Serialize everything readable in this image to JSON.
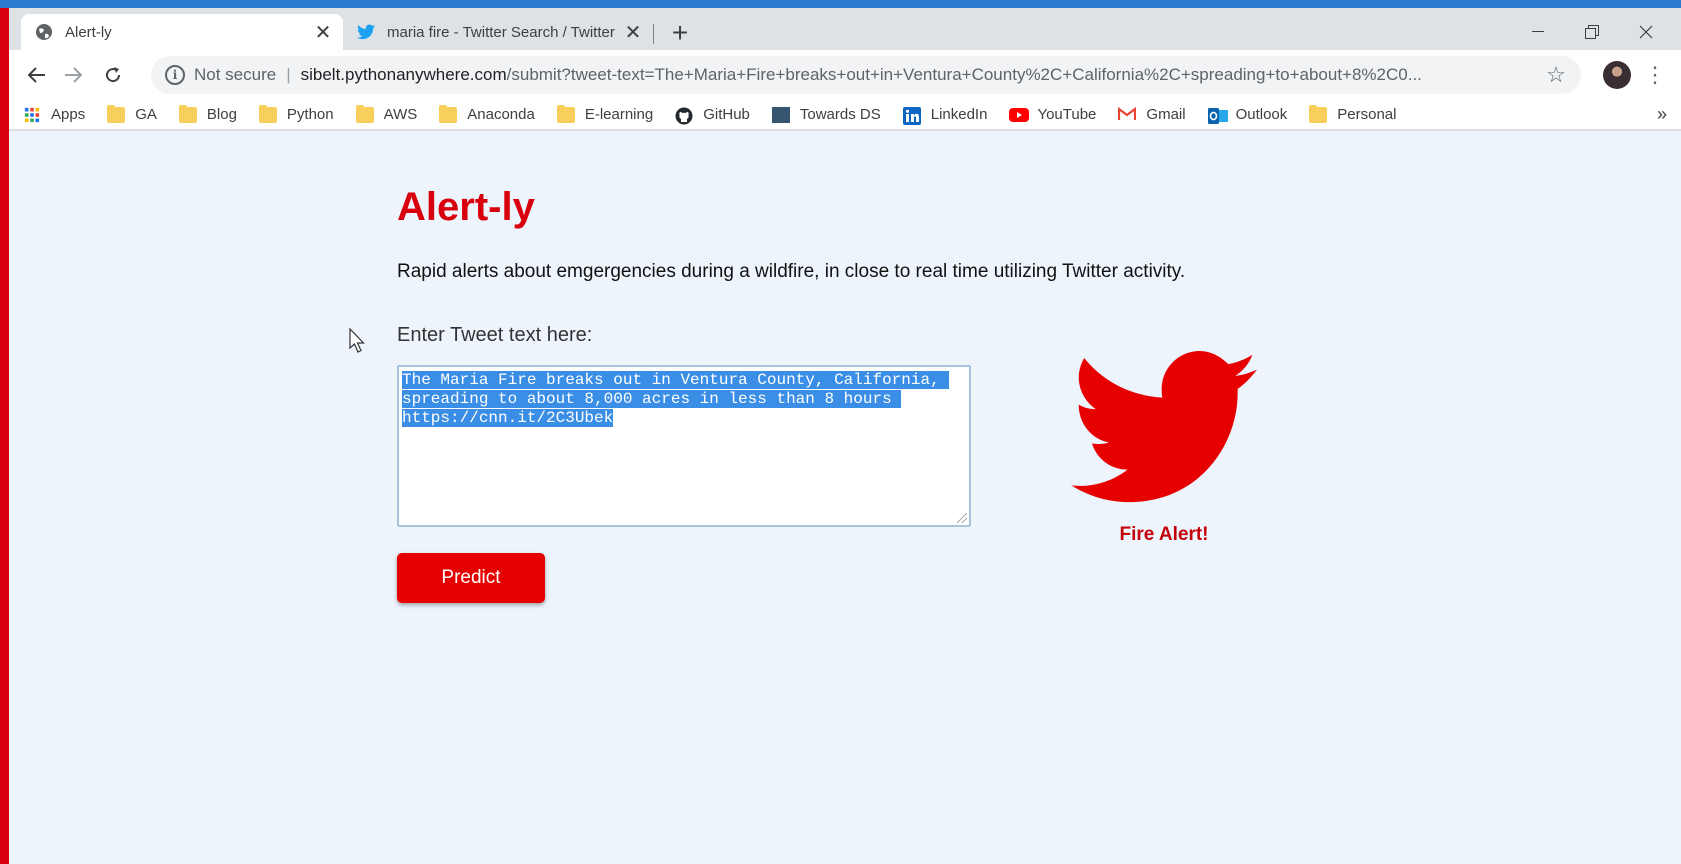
{
  "browser": {
    "tabs": [
      {
        "title": "Alert-ly",
        "active": true
      },
      {
        "title": "maria fire - Twitter Search / Twitter",
        "active": false
      }
    ],
    "new_tab": "+",
    "address": {
      "security": "Not secure",
      "host": "sibelt.pythonanywhere.com",
      "path": "/submit?tweet-text=The+Maria+Fire+breaks+out+in+Ventura+County%2C+California%2C+spreading+to+about+8%2C0..."
    },
    "bookmarks": [
      {
        "label": "Apps",
        "icon": "apps-grid-icon"
      },
      {
        "label": "GA",
        "icon": "folder-icon"
      },
      {
        "label": "Blog",
        "icon": "folder-icon"
      },
      {
        "label": "Python",
        "icon": "folder-icon"
      },
      {
        "label": "AWS",
        "icon": "folder-icon"
      },
      {
        "label": "Anaconda",
        "icon": "folder-icon"
      },
      {
        "label": "E-learning",
        "icon": "folder-icon"
      },
      {
        "label": "GitHub",
        "icon": "github-icon"
      },
      {
        "label": "Towards DS",
        "icon": "towards-ds-icon"
      },
      {
        "label": "LinkedIn",
        "icon": "linkedin-icon"
      },
      {
        "label": "YouTube",
        "icon": "youtube-icon"
      },
      {
        "label": "Gmail",
        "icon": "gmail-icon"
      },
      {
        "label": "Outlook",
        "icon": "outlook-icon"
      },
      {
        "label": "Personal",
        "icon": "folder-icon"
      }
    ],
    "bookmarks_more": "»"
  },
  "app": {
    "title": "Alert-ly",
    "tagline": "Rapid alerts about emgergencies during a wildfire, in close to real time utilizing Twitter activity.",
    "input_label": "Enter Tweet text here:",
    "tweet_text": "The Maria Fire breaks out in Ventura County, California, spreading to about 8,000 acres in less than 8 hours https://cnn.it/2C3Ubek",
    "predict_label": "Predict",
    "result_label": "Fire Alert!"
  },
  "colors": {
    "brand_red": "#d8000c",
    "button_red": "#e60000",
    "page_bg": "#edf4fb",
    "selection": "#3a8ee6"
  }
}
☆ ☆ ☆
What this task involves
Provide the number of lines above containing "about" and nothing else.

Output for this exercise
3